---------- The data ----------

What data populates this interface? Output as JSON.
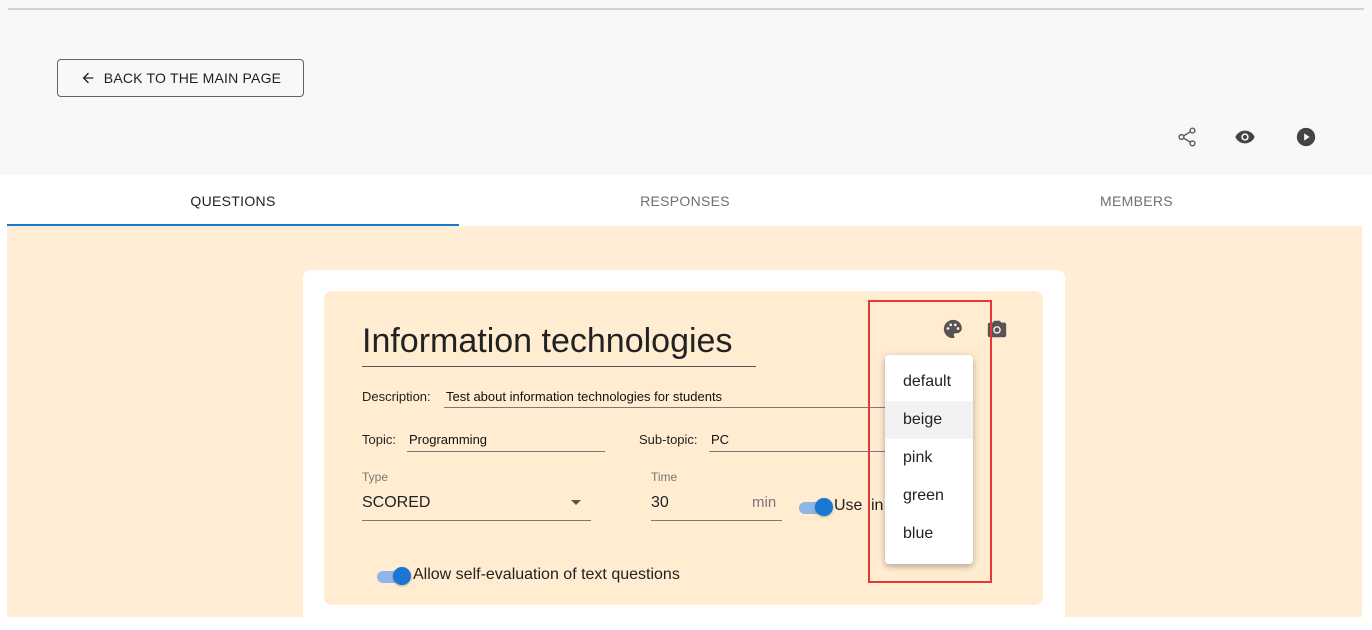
{
  "header": {
    "back_label": "BACK TO THE MAIN PAGE",
    "icons": [
      "share-icon",
      "eye-icon",
      "play-icon"
    ]
  },
  "tabs": [
    {
      "label": "QUESTIONS",
      "active": true
    },
    {
      "label": "RESPONSES",
      "active": false
    },
    {
      "label": "MEMBERS",
      "active": false
    }
  ],
  "form": {
    "title": "Information technologies",
    "description_label": "Description:",
    "description_value": "Test about information technologies for students",
    "topic_label": "Topic:",
    "topic_value": "Programming",
    "subtopic_label": "Sub-topic:",
    "subtopic_value": "PC",
    "type_label": "Type",
    "type_value": "SCORED",
    "time_label": "Time",
    "time_value": "30",
    "time_unit": "min",
    "use_switch_label": "Use",
    "use_switch_label_cut": "in",
    "self_eval_label": "Allow self-evaluation of text questions"
  },
  "color_menu": {
    "items": [
      "default",
      "beige",
      "pink",
      "green",
      "blue"
    ],
    "hovered": "beige"
  },
  "colors": {
    "accent": "#1976d2",
    "card_background": "#ffecd1",
    "page_background": "#ffedd5",
    "highlight": "#e53935"
  }
}
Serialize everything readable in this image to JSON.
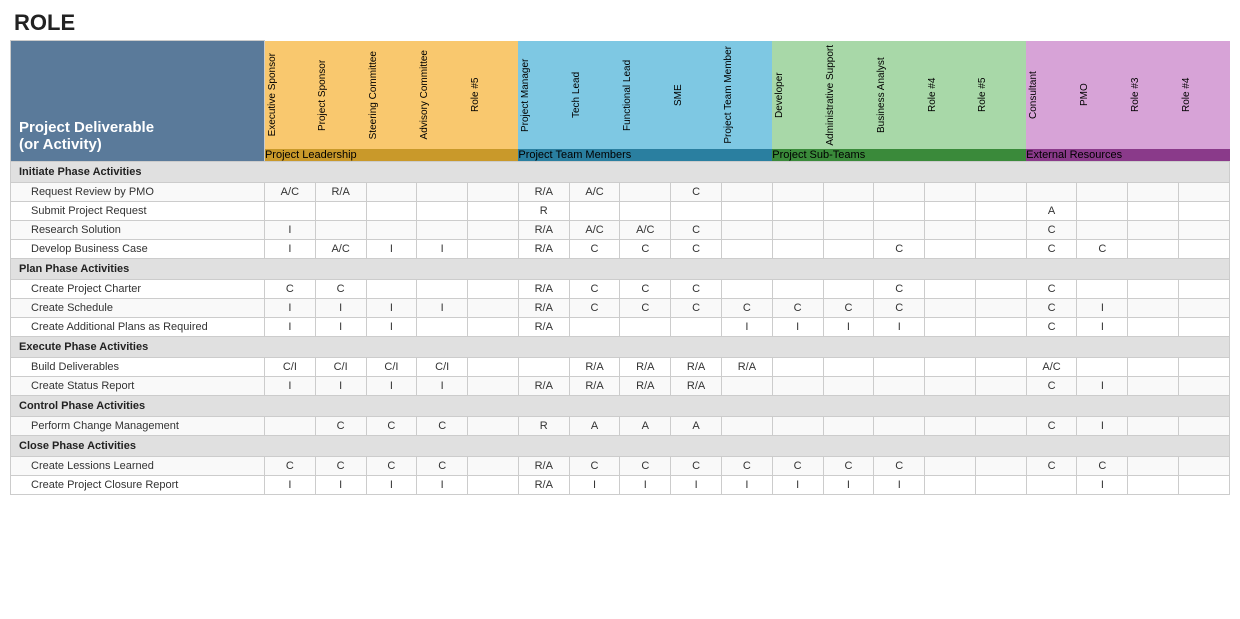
{
  "title": "ROLE",
  "activityColumnLabel": "Project Deliverable\n(or Activity)",
  "groupLabels": [
    {
      "id": "leadership",
      "label": "Project Leadership",
      "span": 5,
      "colorClass": "gl-leadership"
    },
    {
      "id": "team",
      "label": "Project Team Members",
      "span": 5,
      "colorClass": "gl-team"
    },
    {
      "id": "subteams",
      "label": "Project Sub-Teams",
      "span": 5,
      "colorClass": "gl-subteams"
    },
    {
      "id": "external",
      "label": "External Resources",
      "span": 4,
      "colorClass": "gl-external"
    }
  ],
  "roles": [
    {
      "label": "Executive Sponsor",
      "group": "leadership",
      "colorClass": "rc-leadership"
    },
    {
      "label": "Project Sponsor",
      "group": "leadership",
      "colorClass": "rc-leadership"
    },
    {
      "label": "Steering Committee",
      "group": "leadership",
      "colorClass": "rc-leadership"
    },
    {
      "label": "Advisory Committee",
      "group": "leadership",
      "colorClass": "rc-leadership"
    },
    {
      "label": "Role #5",
      "group": "leadership",
      "colorClass": "rc-leadership"
    },
    {
      "label": "Project Manager",
      "group": "team",
      "colorClass": "rc-team"
    },
    {
      "label": "Tech Lead",
      "group": "team",
      "colorClass": "rc-team"
    },
    {
      "label": "Functional Lead",
      "group": "team",
      "colorClass": "rc-team"
    },
    {
      "label": "SME",
      "group": "team",
      "colorClass": "rc-team"
    },
    {
      "label": "Project Team Member",
      "group": "team",
      "colorClass": "rc-team"
    },
    {
      "label": "Developer",
      "group": "subteams",
      "colorClass": "rc-subteams"
    },
    {
      "label": "Administrative Support",
      "group": "subteams",
      "colorClass": "rc-subteams"
    },
    {
      "label": "Business Analyst",
      "group": "subteams",
      "colorClass": "rc-subteams"
    },
    {
      "label": "Role #4",
      "group": "subteams",
      "colorClass": "rc-subteams"
    },
    {
      "label": "Role #5",
      "group": "subteams",
      "colorClass": "rc-subteams"
    },
    {
      "label": "Consultant",
      "group": "external",
      "colorClass": "rc-external"
    },
    {
      "label": "PMO",
      "group": "external",
      "colorClass": "rc-external"
    },
    {
      "label": "Role #3",
      "group": "external",
      "colorClass": "rc-external"
    },
    {
      "label": "Role #4",
      "group": "external",
      "colorClass": "rc-external"
    }
  ],
  "phases": [
    {
      "phase": "Initiate Phase Activities",
      "activities": [
        {
          "name": "Request Review by PMO",
          "values": [
            "A/C",
            "R/A",
            "",
            "",
            "",
            "R/A",
            "A/C",
            "",
            "C",
            "",
            "",
            "",
            "",
            "",
            "",
            "",
            "",
            "",
            ""
          ]
        },
        {
          "name": "Submit Project Request",
          "values": [
            "",
            "",
            "",
            "",
            "",
            "R",
            "",
            "",
            "",
            "",
            "",
            "",
            "",
            "",
            "",
            "A",
            "",
            "",
            ""
          ]
        },
        {
          "name": "Research Solution",
          "values": [
            "I",
            "",
            "",
            "",
            "",
            "R/A",
            "A/C",
            "A/C",
            "C",
            "",
            "",
            "",
            "",
            "",
            "",
            "C",
            "",
            "",
            ""
          ]
        },
        {
          "name": "Develop Business Case",
          "values": [
            "I",
            "A/C",
            "I",
            "I",
            "",
            "R/A",
            "C",
            "C",
            "C",
            "",
            "",
            "",
            "C",
            "",
            "",
            "C",
            "C",
            "",
            ""
          ]
        }
      ]
    },
    {
      "phase": "Plan Phase Activities",
      "activities": [
        {
          "name": "Create Project Charter",
          "values": [
            "C",
            "C",
            "",
            "",
            "",
            "R/A",
            "C",
            "C",
            "C",
            "",
            "",
            "",
            "C",
            "",
            "",
            "C",
            "",
            "",
            ""
          ]
        },
        {
          "name": "Create Schedule",
          "values": [
            "I",
            "I",
            "I",
            "I",
            "",
            "R/A",
            "C",
            "C",
            "C",
            "C",
            "C",
            "C",
            "C",
            "",
            "",
            "C",
            "I",
            "",
            ""
          ]
        },
        {
          "name": "Create Additional Plans as Required",
          "values": [
            "I",
            "I",
            "I",
            "",
            "",
            "R/A",
            "",
            "",
            "",
            "I",
            "I",
            "I",
            "I",
            "",
            "",
            "C",
            "I",
            "",
            ""
          ]
        }
      ]
    },
    {
      "phase": "Execute Phase Activities",
      "activities": [
        {
          "name": "Build Deliverables",
          "values": [
            "C/I",
            "C/I",
            "C/I",
            "C/I",
            "",
            "",
            "R/A",
            "R/A",
            "R/A",
            "R/A",
            "",
            "",
            "",
            "",
            "",
            "A/C",
            "",
            "",
            ""
          ]
        },
        {
          "name": "Create Status Report",
          "values": [
            "I",
            "I",
            "I",
            "I",
            "",
            "R/A",
            "R/A",
            "R/A",
            "R/A",
            "",
            "",
            "",
            "",
            "",
            "",
            "C",
            "I",
            "",
            ""
          ]
        }
      ]
    },
    {
      "phase": "Control Phase Activities",
      "activities": [
        {
          "name": "Perform Change Management",
          "values": [
            "",
            "C",
            "C",
            "C",
            "",
            "R",
            "A",
            "A",
            "A",
            "",
            "",
            "",
            "",
            "",
            "",
            "C",
            "I",
            "",
            ""
          ]
        }
      ]
    },
    {
      "phase": "Close Phase Activities",
      "activities": [
        {
          "name": "Create Lessions Learned",
          "values": [
            "C",
            "C",
            "C",
            "C",
            "",
            "R/A",
            "C",
            "C",
            "C",
            "C",
            "C",
            "C",
            "C",
            "",
            "",
            "C",
            "C",
            "",
            ""
          ]
        },
        {
          "name": "Create Project Closure Report",
          "values": [
            "I",
            "I",
            "I",
            "I",
            "",
            "R/A",
            "I",
            "I",
            "I",
            "I",
            "I",
            "I",
            "I",
            "",
            "",
            "",
            "I",
            "",
            ""
          ]
        }
      ]
    }
  ]
}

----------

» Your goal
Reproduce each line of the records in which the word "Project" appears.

» Response for this exercise
  "activityColumnLabel": "Project Deliverable\n(or Activity)",
      "label": "Project Leadership",
      "label": "Project Team Members",
      "label": "Project Sub-Teams",
      "label": "Project Sponsor",
      "label": "Project Manager",
      "label": "Project Team Member",
          "name": "Submit Project Request",
          "name": "Create Project Charter",
          "name": "Create Project Closure Report",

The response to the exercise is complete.